St. Elizabeth, Mythmaker
It's your fault for wanting to know the truth.
They waited with Edwards. They don't want to go through that again. It helps, of course, that this week's rumors involve a Republican.
Once reporters start peppering campaigns with questions, after all, I suspect it will be impossible to keep a lid on whatever rumors the MSM is peppering the campaigns about. That's particularly true in a "synergistic" world where a reporter like Howard Fineman not only writes for Newsweek but also appears on cable shows that have an imperative to discuss whatever is hot now. It's particularly true in a Drudgian world where the activities of MSM reporters-what they're working on, what questions they're asking--is itself news for the Web. In that world, the line between "checking out" tips and open discussion of at least the non-actionable rumors can't really be maintained and shouldn't be, given the truth-divining virtues of widespread publicity (which functions as an APB to the citizenry to come up with evidence).
It's tempting to assume Steve Schmidt's cries are cynical, reflecting a desire to gin up a war between his candidate and the intrusive, condescending elite media--a war in which voters will side with his candidate. Why doesn't he just do his job, under Model 2, and answer the MSM's questions? But it's also likely Schmidt's anguish is at least in part authentic shock at the looming inability of even Model 2 to keep a lid on unrestrained speculation.

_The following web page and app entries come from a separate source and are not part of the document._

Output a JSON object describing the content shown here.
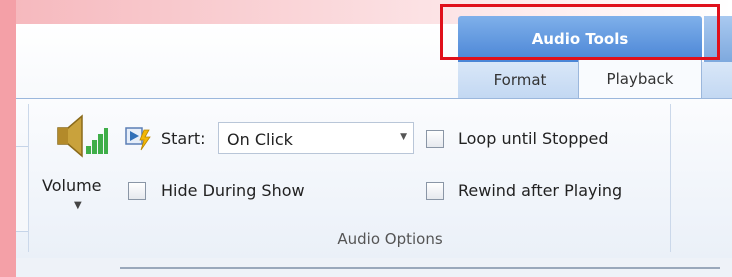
{
  "contextual_tab": {
    "title": "Audio Tools",
    "tabs": [
      {
        "label": "Format"
      },
      {
        "label": "Playback",
        "active": true
      }
    ]
  },
  "ribbon": {
    "volume": {
      "label": "Volume",
      "icon": "speaker-icon"
    },
    "start": {
      "label": "Start:",
      "value": "On Click",
      "icon": "play-animation-icon"
    },
    "options": {
      "loop": {
        "label": "Loop until Stopped",
        "checked": false
      },
      "hide": {
        "label": "Hide During Show",
        "checked": false
      },
      "rewind": {
        "label": "Rewind after Playing",
        "checked": false
      }
    },
    "group_label": "Audio Options"
  },
  "colors": {
    "highlight": "#e0101b",
    "context_header": "#4a85d6",
    "left_strip": "#f4a0a7"
  }
}
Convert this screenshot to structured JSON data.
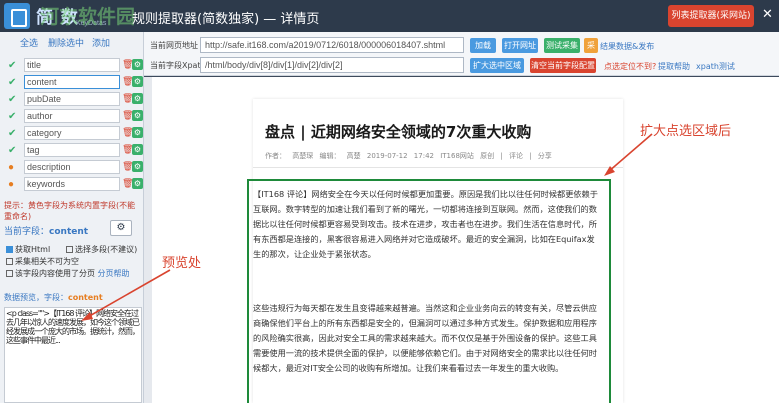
{
  "header": {
    "brand": "简 数",
    "brand_sub": "KeyDatas",
    "title": "规则提取器(简数独家) — 详情页",
    "watermark": "河东软件园",
    "publish_button": "列表提取器(采网站)",
    "close": "✕"
  },
  "left_panel": {
    "toolbar": [
      "全选",
      "删除选中",
      "添加"
    ],
    "fields": [
      {
        "name": "title",
        "status": "ok",
        "selected": false
      },
      {
        "name": "content",
        "status": "ok",
        "selected": true
      },
      {
        "name": "pubDate",
        "status": "ok",
        "selected": false
      },
      {
        "name": "author",
        "status": "ok",
        "selected": false
      },
      {
        "name": "category",
        "status": "ok",
        "selected": false
      },
      {
        "name": "tag",
        "status": "ok",
        "selected": false
      },
      {
        "name": "description",
        "status": "warn",
        "selected": false
      },
      {
        "name": "keywords",
        "status": "warn",
        "selected": false
      }
    ],
    "field_note": "提示：黄色字段为系统内置字段(不能重命名)",
    "current_field_label": "当前字段：",
    "current_field_value": "content",
    "options": [
      {
        "label": "获取Html",
        "checked": true
      },
      {
        "label": "选择多段(不建议)",
        "checked": false
      },
      {
        "label": "采集相关不可为空",
        "checked": false
      },
      {
        "label": "该字段内容使用了分页",
        "checked": false
      }
    ],
    "pagination_help": "分页帮助",
    "preview_label": "数据预览，字段：",
    "preview_field": "content",
    "preview_text": "<p class=\"\">【IT168 评论】网络安全在过去几年以惊人的速度发展，如今这个领域已经发展成一个庞大的市场。据统计，然而，这些事件中最近..."
  },
  "toolbar": {
    "url_label": "当前网页地址",
    "url_value": "http://safe.it168.com/a2019/0712/6018/000006018407.shtml",
    "xpath_label": "当前字段Xpath",
    "xpath_value": "/html/body/div[8]/div[1]/div[2]/div[2]",
    "row1_buttons": [
      {
        "label": "加载",
        "color": "#4a9ae0"
      },
      {
        "label": "打开网址",
        "color": "#4a9ae0"
      },
      {
        "label": "测试采集",
        "color": "#3ab06b"
      },
      {
        "label": "采集",
        "color": "#f0a23b"
      }
    ],
    "row1_link": "结果数据&发布",
    "row2_buttons": [
      {
        "label": "扩大选中区域",
        "color": "#4a9ae0"
      },
      {
        "label": "清空当前字段配置",
        "color": "#d9442f"
      }
    ],
    "row2_links": [
      "点选定位不到?",
      "提取帮助",
      "xpath测试"
    ]
  },
  "article": {
    "title": "盘点 | 近期网络安全领域的7次重大收购",
    "meta": "作者： 高楚琛  编辑： 高楚  2019-07-12 17:42  IT168网站 原创 | 评论 | 分享",
    "paragraphs": [
      "【IT168 评论】网络安全在今天以任何时候都更加重要。原因是我们比以往任何时候都更依赖于互联网。数字转型的加速让我们看到了新的曙光，一切都将连接到互联网。然而，这使我们的数据比以往任何时候都更容易受到攻击。技术在进步，攻击者也在进步。我们生活在信息时代，所有东西都是连接的，黑客很容易进入网络并对它造成破坏。最近的安全漏洞，比如在Equifax发生的那次，让企业处于紧张状态。",
      "这些违规行为每天都在发生且变得越来越普遍。当然这和企业业务向云的转变有关，尽管云供应商确保他们平台上的所有东西都是安全的，但漏洞可以通过多种方式发生。保护数据和应用程序的风险确实很高，因此对安全工具的需求越来越大。而不仅仅是基于外围设备的保护。这些工具需要使用一流的技术提供全面的保护，以便能够依赖它们。由于对网络安全的需求比以往任何时候都大，最近对IT安全公司的收购有所增加。让我们来看看过去一年发生的重大收购。"
    ]
  },
  "annotations": {
    "expand": "扩大点选区域后",
    "preview": "预览处"
  },
  "colors": {
    "header_bg": "#2d3a4b",
    "highlight_border": "#1e8a3a",
    "annotation": "#d9442f"
  }
}
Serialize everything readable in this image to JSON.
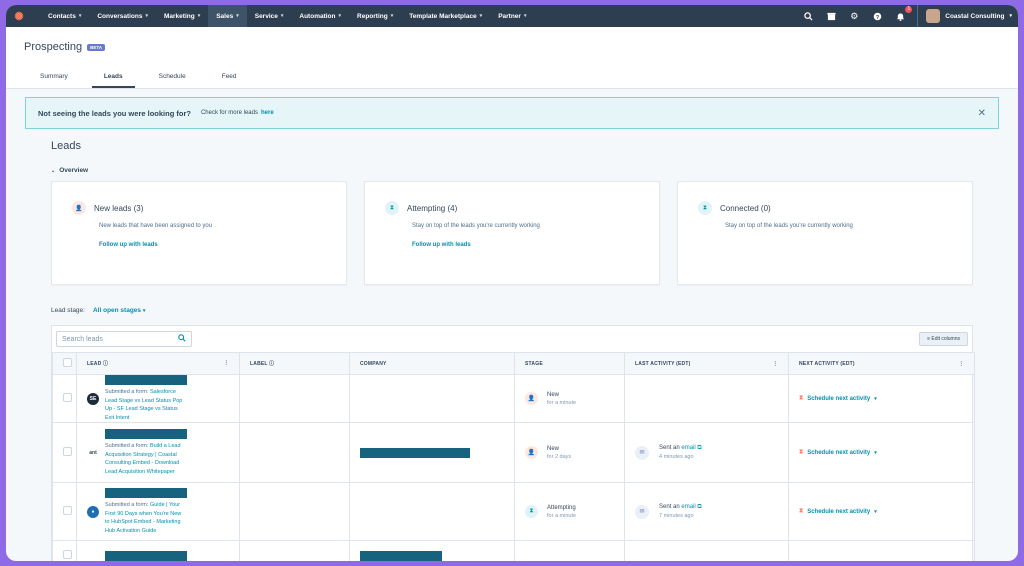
{
  "nav": {
    "items": [
      "Contacts",
      "Conversations",
      "Marketing",
      "Sales",
      "Service",
      "Automation",
      "Reporting",
      "Template Marketplace",
      "Partner"
    ],
    "active": "Sales",
    "notifications_count": "1",
    "account": "Coastal Consulting"
  },
  "page": {
    "title": "Prospecting",
    "beta": "BETA",
    "tabs": [
      "Summary",
      "Leads",
      "Schedule",
      "Feed"
    ],
    "active_tab": "Leads"
  },
  "alert": {
    "strong": "Not seeing the leads you were looking for?",
    "text": "Check for more leads",
    "link": "here"
  },
  "leads": {
    "heading": "Leads",
    "overview_label": "Overview",
    "cards": [
      {
        "title": "New leads (3)",
        "desc": "New leads that have been assigned to you",
        "link": "Follow up with leads"
      },
      {
        "title": "Attempting (4)",
        "desc": "Stay on top of the leads you're currently working",
        "link": "Follow up with leads"
      },
      {
        "title": "Connected (0)",
        "desc": "Stay on top of the leads you're currently working",
        "link": ""
      }
    ],
    "stage_label": "Lead stage:",
    "stage_value": "All open stages",
    "search_placeholder": "Search leads",
    "edit_columns": "Edit columns",
    "columns": [
      "LEAD",
      "LABEL",
      "COMPANY",
      "STAGE",
      "LAST ACTIVITY (EDT)",
      "NEXT ACTIVITY (EDT)"
    ],
    "rows": [
      {
        "sub_prefix": "Submitted a form:",
        "sub": "Salesforce Lead Stage vs Lead Status Pop Up - SF Lead Stage vs Status Exit Intent",
        "stage": "New",
        "stage_time": "for a minute",
        "activity": "",
        "activity_link": "",
        "activity_time": "",
        "next": "Schedule next activity"
      },
      {
        "sub_prefix": "Submitted a form:",
        "sub": "Build a Lead Acquisition Strategy | Coastal Consulting Embed - Download Lead Acquisition Whitepaper",
        "stage": "New",
        "stage_time": "for 2 days",
        "activity": "Sent an",
        "activity_link": "email",
        "activity_time": "4 minutes ago",
        "next": "Schedule next activity"
      },
      {
        "sub_prefix": "Submitted a form:",
        "sub": "Guide | Your First 90 Days when You're New to HubSpot Embed - Marketing Hub Activation Guide",
        "stage": "Attempting",
        "stage_time": "for a minute",
        "activity": "Sent an",
        "activity_link": "email",
        "activity_time": "7 minutes ago",
        "next": "Schedule next activity"
      }
    ]
  },
  "colors": {
    "nav_bg": "#2d3e50",
    "accent": "#0091ae",
    "orange": "#ff7a59",
    "frame": "#8f6ae6"
  }
}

When even MSM reporters start behaving like bloggers--when candidates' can't squelch discussion of their rumored sins, but have to wade into a non-stop public debate about them--the job of a campaign strategist will get a whole lot harder. ...
Shrum /McCain '08: Is Bob Shrum working for McCain too? I just went back and watched the video of the McCain/Palin rollout in Dayton, Ohio. I hadn't realized that McCain's introductory remarks were boilerplate Shrumian populism. McCain says he wants the government
to understand what you're going through, to stand on your side and fight for you. That's why I'm running for President, to fight for you to make government stand on your side and not in your way. [E.A.]
a) Doesn't it show how meaninglessly vague the Shrum formulation is if it can be comfortably adopted by the Republican candidate?; b) Of course, McCain doesn't blame mysterious unspecified "powerful forces" for "standing in your way," as Shrum's man Gore did in 2000. McCain names one--the government. Maybe Republicans can be more concrete, all-encompassing Shrumian populists than Democrats. They'll fight all the forces! c) Or is McCain hoping that his appropriation of cliched, contentless but historically Democratic rhetoric will lead voters to assume he's something that he's not? d) Shrumcainian populism suffers from the same defect as Shrumgorian populism, which is that most of our toughest national problems aren't caused by outside forces that can be fought and beaten but either by ourselves (e.g.,,voting ourselves too many Social Security benefits) or by ineluctable trends in demography (aging population), science (expensive new medical treatments, more jobs that require tech skills), or world history (e.g., rise of China). ... P.S.: If McCain's going to chase madly after blue-collar Midwest swing votes, does that rule out making an issue of labor's precious "card check" initiative to allow unionization without a secret ballot? ... 4:56 P.M. link
You know how sometimes you put on one of your favorites songs and you're tapping your feet and listening very closely to the singer and you suddenly realize ... he's faking it. It's the fifth take and he doesn't care anymore. Or that's what it sounds like. It could be a good song, by a good group--it happened to me recently with the Decemberists. It happens all the time. But it sort of kills the effect.
I'm sorry but that's how I feel about Fred Thompson. It's how I feel about his campaigning; it's how I feel about his movies, from the very first one I saw--Die Hard II, where he played an aircraft controller (unconvincingly). Thompson's not just a politician who's a bad actor, an actor who always seems to be reading lines. He's a politician who's a bad actor and therefore a bad politician. Last night he had a solid speech to deliver. (As blogger Stephen Green told me, it didn't just throw some red meat. It slaughtered a small cow.) But except for one line (on Iraq, ending in "and now we're winning") and a moving bio section on McCain's aircraft carrier service, Thompson seemed to be a guy reading his lines. He's no Zell Miller. And I don't think he'll have theZell-like effect the McCain people probably hoped for. ... 3:17 A.M. link
Photograph of John McCain on the Slate home page by Alex Wong/Getty Images.